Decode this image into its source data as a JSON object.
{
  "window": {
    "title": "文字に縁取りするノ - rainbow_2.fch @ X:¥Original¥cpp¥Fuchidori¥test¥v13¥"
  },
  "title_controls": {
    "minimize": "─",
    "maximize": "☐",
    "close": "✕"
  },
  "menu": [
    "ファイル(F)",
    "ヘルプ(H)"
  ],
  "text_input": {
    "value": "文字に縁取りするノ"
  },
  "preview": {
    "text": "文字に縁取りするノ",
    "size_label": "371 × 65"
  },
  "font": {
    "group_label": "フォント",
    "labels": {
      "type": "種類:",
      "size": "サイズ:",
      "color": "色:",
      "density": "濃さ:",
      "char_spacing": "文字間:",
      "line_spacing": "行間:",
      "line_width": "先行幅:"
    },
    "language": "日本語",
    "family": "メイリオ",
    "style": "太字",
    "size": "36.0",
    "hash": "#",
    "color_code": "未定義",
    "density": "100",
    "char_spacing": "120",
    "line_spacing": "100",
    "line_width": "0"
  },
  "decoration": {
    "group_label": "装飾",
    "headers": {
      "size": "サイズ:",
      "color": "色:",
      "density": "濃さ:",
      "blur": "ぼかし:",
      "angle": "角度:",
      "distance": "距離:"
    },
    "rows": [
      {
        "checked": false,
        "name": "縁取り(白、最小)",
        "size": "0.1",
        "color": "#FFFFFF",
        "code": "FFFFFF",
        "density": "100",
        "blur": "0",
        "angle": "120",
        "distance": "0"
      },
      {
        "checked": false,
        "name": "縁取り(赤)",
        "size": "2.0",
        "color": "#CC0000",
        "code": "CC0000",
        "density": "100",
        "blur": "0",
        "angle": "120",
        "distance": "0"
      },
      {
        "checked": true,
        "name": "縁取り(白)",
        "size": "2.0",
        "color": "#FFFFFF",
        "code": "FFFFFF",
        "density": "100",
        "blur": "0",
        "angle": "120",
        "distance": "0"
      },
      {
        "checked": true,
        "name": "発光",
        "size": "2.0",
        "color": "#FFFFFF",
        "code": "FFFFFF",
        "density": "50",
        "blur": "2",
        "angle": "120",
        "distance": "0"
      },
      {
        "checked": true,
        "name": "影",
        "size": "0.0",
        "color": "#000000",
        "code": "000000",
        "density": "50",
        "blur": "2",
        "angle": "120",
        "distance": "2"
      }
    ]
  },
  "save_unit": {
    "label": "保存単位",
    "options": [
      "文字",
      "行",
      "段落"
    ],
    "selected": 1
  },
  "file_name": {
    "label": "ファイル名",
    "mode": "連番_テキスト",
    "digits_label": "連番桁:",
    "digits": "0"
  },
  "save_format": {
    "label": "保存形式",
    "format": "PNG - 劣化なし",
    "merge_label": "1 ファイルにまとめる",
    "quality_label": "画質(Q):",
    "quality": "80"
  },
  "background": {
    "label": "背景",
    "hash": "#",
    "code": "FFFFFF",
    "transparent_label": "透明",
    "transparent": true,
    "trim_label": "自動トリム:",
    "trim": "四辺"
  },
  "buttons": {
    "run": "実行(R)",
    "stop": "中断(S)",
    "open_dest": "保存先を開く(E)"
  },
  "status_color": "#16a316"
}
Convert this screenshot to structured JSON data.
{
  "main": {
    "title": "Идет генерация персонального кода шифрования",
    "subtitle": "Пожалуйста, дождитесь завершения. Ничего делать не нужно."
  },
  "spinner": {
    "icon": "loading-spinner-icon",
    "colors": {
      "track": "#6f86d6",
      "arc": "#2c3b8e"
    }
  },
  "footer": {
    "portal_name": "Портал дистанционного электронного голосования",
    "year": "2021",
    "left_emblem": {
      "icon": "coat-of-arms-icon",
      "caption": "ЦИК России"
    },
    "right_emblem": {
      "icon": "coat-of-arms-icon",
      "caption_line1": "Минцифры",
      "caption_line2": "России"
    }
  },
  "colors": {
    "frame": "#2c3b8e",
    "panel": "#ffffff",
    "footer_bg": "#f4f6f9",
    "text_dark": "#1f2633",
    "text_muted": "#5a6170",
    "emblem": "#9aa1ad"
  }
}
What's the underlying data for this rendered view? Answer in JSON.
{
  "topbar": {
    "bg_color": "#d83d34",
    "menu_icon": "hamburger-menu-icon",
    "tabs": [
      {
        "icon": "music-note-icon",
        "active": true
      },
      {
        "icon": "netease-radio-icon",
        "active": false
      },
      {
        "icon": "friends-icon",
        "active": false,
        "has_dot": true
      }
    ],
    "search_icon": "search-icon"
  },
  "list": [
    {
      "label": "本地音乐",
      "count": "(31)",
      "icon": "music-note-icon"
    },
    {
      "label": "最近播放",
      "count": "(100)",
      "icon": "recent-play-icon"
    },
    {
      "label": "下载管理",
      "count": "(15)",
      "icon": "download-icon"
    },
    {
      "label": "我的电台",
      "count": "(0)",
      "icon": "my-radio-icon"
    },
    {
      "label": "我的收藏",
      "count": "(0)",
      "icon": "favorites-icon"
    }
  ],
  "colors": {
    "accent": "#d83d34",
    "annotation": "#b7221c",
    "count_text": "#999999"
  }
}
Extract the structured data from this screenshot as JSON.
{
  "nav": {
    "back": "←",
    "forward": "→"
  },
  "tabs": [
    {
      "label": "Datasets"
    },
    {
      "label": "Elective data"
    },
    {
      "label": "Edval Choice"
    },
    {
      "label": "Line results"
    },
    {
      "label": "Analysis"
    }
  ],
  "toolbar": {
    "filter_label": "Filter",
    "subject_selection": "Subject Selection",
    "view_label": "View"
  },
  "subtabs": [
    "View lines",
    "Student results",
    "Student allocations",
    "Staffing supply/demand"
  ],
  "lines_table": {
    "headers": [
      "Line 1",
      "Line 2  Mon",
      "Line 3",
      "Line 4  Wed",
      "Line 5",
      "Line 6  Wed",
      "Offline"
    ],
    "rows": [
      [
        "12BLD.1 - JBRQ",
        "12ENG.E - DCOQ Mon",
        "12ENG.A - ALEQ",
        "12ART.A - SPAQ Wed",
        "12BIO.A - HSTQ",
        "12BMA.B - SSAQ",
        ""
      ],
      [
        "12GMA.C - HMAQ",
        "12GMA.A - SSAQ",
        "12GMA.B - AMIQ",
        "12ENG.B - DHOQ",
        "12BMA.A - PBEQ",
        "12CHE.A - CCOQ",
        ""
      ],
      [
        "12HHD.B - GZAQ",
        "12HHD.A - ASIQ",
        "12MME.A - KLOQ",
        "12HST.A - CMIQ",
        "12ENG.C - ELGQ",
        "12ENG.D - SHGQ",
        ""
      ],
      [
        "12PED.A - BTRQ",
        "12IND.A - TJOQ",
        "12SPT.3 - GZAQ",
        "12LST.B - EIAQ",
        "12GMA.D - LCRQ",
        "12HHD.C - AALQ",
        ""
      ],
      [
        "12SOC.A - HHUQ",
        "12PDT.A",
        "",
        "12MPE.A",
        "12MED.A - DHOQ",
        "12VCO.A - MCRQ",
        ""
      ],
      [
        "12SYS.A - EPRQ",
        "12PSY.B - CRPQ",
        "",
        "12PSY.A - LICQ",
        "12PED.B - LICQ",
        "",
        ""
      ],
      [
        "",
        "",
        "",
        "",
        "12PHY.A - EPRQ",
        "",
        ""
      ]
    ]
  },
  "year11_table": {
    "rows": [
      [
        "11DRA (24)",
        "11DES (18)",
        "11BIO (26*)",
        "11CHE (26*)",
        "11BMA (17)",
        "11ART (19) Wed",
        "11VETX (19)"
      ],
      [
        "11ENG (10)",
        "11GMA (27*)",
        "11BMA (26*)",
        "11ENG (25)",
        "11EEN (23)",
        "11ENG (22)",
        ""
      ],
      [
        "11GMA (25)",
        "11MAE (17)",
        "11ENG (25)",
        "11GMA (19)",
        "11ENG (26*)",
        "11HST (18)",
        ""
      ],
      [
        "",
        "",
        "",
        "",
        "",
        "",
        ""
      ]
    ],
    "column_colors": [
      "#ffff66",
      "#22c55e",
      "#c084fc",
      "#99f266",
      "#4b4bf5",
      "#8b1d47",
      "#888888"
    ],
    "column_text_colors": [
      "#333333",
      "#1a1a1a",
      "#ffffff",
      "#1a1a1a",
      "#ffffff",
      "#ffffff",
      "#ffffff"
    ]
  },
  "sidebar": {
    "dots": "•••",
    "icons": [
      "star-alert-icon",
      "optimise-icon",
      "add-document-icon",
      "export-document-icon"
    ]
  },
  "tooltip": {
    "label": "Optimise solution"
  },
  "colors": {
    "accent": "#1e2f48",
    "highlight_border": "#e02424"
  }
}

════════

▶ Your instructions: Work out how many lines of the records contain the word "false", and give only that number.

▶ Result: 4